# Required action
Only lines containing "icon" are wanted from the data below. Copy those lines.

# Available data
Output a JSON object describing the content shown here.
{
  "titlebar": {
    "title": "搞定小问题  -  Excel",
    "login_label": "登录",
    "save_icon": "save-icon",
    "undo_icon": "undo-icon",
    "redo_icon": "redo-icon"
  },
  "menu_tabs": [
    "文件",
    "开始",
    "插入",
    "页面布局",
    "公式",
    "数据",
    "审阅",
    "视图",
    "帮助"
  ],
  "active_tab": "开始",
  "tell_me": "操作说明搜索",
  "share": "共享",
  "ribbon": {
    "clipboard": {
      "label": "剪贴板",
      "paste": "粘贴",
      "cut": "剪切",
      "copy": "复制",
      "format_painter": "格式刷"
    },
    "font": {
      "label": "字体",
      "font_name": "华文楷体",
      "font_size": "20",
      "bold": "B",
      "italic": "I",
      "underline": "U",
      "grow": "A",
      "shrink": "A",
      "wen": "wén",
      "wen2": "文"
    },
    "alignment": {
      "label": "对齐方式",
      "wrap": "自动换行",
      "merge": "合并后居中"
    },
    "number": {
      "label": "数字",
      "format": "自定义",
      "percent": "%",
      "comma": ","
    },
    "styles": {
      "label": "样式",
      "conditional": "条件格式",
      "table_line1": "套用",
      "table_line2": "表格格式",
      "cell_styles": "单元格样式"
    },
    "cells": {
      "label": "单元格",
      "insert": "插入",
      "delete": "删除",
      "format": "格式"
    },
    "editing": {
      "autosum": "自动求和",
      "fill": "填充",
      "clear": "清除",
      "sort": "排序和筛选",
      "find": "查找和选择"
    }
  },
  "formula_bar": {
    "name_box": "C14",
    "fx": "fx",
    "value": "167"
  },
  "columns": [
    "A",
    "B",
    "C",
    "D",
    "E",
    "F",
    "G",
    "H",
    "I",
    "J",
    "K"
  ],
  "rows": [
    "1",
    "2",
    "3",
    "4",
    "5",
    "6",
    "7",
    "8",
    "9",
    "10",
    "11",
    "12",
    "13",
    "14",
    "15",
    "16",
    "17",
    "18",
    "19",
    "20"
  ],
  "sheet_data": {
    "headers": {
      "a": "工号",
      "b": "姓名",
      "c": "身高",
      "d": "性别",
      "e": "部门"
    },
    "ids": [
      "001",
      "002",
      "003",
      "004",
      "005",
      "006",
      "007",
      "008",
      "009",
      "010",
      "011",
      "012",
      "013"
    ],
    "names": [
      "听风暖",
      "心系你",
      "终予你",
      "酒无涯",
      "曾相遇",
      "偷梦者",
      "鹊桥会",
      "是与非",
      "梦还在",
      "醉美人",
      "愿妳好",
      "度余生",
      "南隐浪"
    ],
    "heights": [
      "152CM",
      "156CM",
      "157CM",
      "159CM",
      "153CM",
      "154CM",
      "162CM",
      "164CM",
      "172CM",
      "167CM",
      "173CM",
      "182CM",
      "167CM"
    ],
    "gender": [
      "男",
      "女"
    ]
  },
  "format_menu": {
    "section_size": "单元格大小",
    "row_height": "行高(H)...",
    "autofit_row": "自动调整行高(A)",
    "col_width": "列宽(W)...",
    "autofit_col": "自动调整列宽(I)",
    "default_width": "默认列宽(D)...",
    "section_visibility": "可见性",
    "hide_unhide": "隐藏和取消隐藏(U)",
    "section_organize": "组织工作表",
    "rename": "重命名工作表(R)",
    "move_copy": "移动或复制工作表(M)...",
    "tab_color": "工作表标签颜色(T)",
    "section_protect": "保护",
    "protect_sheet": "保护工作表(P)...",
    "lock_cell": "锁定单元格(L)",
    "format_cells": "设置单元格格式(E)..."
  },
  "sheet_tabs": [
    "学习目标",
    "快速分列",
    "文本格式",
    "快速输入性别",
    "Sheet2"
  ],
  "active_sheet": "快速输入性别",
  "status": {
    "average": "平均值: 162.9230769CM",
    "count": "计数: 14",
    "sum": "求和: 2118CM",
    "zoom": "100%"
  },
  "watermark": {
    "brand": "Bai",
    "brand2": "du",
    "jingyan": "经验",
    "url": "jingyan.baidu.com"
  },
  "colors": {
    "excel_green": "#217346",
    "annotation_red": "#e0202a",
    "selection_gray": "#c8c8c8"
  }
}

# Answer box
    "save_icon": "save-icon",
    "undo_icon": "undo-icon",
    "redo_icon": "redo-icon"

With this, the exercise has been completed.